Component data from apps and pages
━━━━━━━━

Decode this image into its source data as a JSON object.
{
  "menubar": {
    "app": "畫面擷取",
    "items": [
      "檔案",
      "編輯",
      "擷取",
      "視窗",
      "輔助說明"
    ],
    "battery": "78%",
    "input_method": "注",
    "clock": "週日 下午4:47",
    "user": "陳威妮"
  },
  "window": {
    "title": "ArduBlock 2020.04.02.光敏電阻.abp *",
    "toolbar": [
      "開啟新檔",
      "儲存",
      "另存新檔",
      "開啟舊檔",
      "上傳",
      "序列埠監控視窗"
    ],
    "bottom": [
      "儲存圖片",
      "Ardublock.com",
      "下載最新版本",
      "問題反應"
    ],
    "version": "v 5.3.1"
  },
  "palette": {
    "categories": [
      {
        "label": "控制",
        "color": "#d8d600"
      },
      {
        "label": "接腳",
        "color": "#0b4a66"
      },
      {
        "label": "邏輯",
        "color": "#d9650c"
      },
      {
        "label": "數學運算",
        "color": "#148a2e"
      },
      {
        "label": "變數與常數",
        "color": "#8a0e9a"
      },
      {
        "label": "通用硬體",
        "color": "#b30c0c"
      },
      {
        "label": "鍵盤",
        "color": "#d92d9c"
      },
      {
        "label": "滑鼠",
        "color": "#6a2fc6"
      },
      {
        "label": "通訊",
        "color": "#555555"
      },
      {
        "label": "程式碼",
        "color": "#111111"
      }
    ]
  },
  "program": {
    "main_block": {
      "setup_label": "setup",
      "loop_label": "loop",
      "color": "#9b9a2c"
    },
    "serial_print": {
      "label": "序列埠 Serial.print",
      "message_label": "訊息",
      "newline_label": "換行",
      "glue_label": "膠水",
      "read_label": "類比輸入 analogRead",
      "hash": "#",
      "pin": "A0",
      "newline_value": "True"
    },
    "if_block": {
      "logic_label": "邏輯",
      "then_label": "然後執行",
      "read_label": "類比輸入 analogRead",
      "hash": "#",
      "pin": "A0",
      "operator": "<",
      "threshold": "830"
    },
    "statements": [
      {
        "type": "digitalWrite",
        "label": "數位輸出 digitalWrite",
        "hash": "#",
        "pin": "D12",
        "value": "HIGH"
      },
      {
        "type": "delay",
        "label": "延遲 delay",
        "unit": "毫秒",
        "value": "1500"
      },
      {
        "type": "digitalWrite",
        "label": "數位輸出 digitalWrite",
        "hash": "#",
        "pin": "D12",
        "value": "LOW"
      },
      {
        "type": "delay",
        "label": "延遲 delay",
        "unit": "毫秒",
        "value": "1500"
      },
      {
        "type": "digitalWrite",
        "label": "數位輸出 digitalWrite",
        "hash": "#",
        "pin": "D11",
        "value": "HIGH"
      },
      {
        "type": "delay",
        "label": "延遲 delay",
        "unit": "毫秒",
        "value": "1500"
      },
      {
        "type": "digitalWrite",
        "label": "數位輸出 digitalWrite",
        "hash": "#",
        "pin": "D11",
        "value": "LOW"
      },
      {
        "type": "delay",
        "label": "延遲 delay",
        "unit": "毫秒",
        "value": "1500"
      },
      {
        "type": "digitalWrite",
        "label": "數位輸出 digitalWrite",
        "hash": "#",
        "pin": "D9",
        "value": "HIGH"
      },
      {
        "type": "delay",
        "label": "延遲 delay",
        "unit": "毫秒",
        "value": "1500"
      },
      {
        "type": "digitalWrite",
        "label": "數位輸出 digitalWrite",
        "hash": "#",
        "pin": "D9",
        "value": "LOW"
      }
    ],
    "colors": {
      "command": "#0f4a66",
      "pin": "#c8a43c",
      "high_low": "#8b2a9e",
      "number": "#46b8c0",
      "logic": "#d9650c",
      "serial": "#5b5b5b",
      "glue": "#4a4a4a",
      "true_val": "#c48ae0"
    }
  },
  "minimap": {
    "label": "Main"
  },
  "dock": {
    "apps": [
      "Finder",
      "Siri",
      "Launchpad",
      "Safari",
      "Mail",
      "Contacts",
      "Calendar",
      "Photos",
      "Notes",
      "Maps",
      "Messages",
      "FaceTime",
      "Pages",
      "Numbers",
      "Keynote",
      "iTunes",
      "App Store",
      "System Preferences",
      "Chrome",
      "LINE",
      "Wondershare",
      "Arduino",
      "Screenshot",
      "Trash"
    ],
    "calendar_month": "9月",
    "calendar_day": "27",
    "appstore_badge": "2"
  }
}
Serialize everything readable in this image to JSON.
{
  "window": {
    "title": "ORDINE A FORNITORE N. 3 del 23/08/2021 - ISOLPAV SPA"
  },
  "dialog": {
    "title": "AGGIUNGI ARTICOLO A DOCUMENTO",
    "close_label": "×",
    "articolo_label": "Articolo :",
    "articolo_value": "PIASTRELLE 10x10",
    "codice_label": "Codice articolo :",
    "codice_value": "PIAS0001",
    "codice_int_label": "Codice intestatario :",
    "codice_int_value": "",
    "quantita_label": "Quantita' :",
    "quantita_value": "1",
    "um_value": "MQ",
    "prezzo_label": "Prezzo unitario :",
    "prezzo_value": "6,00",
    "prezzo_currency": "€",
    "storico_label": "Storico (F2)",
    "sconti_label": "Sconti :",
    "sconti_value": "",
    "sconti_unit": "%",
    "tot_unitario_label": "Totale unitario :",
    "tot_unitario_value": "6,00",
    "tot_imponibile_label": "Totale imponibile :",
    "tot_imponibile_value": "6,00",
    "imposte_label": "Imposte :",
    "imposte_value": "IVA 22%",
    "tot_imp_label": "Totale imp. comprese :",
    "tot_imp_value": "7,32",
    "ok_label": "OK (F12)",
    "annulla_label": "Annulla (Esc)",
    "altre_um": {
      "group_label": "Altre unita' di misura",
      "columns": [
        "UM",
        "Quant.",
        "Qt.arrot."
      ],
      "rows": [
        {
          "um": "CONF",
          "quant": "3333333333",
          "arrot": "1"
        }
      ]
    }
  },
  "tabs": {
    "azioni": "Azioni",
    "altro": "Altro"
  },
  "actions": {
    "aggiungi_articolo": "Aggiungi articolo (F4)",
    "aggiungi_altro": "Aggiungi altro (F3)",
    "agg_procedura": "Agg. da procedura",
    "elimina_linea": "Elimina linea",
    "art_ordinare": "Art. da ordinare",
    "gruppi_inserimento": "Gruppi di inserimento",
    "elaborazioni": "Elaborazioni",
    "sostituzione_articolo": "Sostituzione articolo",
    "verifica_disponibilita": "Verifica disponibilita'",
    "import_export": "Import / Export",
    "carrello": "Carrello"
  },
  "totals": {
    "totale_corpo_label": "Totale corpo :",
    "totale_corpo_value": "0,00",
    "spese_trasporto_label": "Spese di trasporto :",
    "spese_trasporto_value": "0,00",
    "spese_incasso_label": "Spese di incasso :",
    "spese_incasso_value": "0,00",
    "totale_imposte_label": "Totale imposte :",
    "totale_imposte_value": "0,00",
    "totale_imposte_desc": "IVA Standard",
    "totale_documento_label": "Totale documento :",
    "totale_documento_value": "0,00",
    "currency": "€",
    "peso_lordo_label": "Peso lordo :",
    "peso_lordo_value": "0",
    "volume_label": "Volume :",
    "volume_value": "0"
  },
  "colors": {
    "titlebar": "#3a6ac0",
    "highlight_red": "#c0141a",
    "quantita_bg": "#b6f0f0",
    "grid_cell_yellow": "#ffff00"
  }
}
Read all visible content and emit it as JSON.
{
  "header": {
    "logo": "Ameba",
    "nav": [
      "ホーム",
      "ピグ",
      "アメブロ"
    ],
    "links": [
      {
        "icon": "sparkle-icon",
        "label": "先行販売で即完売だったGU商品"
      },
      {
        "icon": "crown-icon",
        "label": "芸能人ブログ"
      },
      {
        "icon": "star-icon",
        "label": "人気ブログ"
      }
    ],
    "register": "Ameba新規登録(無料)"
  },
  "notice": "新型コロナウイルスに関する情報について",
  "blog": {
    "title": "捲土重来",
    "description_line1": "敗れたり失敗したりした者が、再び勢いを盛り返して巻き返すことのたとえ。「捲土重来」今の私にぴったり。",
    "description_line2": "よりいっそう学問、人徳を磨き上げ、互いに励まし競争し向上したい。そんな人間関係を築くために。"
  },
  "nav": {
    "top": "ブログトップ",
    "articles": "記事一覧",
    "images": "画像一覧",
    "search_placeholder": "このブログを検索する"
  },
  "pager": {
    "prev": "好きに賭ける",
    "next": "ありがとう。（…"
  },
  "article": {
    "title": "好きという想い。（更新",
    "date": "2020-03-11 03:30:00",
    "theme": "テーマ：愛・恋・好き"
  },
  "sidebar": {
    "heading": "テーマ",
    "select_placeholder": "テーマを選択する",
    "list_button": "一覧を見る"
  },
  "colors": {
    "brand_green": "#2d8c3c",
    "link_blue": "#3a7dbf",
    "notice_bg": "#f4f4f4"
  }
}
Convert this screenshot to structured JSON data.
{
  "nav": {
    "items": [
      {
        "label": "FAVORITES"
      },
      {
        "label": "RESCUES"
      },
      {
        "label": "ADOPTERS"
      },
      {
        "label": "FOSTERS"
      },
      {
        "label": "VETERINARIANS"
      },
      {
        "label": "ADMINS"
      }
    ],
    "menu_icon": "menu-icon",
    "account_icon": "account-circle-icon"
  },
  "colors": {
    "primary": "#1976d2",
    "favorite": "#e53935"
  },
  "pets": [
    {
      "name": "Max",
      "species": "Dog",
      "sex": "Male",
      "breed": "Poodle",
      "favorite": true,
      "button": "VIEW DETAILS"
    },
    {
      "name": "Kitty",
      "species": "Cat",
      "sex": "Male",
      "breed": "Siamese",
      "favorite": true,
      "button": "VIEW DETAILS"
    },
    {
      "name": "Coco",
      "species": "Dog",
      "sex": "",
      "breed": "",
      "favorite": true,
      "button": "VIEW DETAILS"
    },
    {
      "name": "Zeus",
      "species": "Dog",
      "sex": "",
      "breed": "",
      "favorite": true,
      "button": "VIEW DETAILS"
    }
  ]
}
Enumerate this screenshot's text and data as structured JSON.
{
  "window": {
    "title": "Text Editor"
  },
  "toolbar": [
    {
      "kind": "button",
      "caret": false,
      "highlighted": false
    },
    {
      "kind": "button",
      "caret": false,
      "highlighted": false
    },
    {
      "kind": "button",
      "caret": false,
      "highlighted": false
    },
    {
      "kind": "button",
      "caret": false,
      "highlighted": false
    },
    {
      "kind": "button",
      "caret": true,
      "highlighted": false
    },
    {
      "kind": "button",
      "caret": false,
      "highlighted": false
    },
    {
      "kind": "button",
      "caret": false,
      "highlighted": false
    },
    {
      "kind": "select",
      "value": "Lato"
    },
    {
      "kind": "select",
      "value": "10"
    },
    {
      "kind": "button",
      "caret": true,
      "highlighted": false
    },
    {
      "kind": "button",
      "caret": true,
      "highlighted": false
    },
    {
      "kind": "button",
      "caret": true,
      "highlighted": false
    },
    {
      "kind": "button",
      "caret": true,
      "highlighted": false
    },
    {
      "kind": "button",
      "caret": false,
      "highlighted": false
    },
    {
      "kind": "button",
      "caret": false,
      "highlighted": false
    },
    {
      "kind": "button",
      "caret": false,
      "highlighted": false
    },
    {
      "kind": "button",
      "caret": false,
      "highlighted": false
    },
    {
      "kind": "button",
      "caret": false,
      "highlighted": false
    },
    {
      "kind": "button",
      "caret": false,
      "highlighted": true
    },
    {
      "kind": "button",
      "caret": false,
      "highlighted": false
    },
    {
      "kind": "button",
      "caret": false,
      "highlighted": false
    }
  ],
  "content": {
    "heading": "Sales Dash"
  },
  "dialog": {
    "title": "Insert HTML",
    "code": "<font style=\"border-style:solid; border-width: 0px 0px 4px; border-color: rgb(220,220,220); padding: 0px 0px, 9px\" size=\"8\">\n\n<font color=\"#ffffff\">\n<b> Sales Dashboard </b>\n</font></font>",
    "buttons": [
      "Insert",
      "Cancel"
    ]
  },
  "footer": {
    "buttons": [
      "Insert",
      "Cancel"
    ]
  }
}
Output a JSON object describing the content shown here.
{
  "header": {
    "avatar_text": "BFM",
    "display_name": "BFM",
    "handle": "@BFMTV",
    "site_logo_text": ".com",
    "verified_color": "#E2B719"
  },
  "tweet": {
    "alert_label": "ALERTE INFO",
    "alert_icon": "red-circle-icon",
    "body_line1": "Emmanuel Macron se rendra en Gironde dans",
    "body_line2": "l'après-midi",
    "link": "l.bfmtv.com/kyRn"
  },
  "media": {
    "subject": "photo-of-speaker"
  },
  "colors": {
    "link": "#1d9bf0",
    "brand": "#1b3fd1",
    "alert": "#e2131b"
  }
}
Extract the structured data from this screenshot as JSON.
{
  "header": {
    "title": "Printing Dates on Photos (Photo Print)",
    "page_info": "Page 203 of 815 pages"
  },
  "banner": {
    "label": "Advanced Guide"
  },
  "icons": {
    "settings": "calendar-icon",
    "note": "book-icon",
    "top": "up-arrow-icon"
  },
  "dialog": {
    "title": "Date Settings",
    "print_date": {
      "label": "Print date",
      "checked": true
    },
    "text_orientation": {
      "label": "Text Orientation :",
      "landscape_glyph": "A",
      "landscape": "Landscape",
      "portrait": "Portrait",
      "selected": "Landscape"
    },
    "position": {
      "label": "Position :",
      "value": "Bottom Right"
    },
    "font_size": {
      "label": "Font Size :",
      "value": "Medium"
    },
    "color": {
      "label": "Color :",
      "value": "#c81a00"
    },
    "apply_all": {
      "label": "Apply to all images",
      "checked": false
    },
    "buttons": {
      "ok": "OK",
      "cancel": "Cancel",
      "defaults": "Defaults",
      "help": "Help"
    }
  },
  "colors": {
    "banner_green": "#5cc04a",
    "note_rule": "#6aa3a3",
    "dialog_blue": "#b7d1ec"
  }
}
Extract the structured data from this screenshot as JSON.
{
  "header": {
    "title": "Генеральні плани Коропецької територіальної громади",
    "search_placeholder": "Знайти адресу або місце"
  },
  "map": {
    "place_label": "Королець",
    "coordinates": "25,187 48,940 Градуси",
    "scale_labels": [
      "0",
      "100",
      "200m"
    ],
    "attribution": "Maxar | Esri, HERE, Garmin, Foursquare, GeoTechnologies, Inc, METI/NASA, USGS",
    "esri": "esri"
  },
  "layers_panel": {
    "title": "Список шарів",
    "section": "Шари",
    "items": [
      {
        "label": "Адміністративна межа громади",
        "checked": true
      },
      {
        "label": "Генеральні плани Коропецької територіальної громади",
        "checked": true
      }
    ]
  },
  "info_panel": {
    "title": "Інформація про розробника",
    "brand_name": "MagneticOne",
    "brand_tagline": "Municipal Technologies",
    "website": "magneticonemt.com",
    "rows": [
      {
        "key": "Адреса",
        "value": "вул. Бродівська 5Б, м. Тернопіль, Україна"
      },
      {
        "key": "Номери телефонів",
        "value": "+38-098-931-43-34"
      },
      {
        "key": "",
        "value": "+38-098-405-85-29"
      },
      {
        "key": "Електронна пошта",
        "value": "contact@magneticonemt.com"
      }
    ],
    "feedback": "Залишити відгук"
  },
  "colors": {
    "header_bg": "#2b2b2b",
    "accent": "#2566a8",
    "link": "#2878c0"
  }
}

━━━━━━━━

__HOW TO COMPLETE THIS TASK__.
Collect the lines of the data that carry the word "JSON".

__EXPECTED ANSWER__.
Decode this image into its source data as a JSON object.
Serialize everything readable in this image to JSON.
Read all visible content and emit it as JSON.
Convert this screenshot to structured JSON data.
Enumerate this screenshot's text and data as structured JSON.
Output a JSON object describing the content shown here.
Extract the structured data from this screenshot as JSON.
Extract the structured data from this screenshot as JSON.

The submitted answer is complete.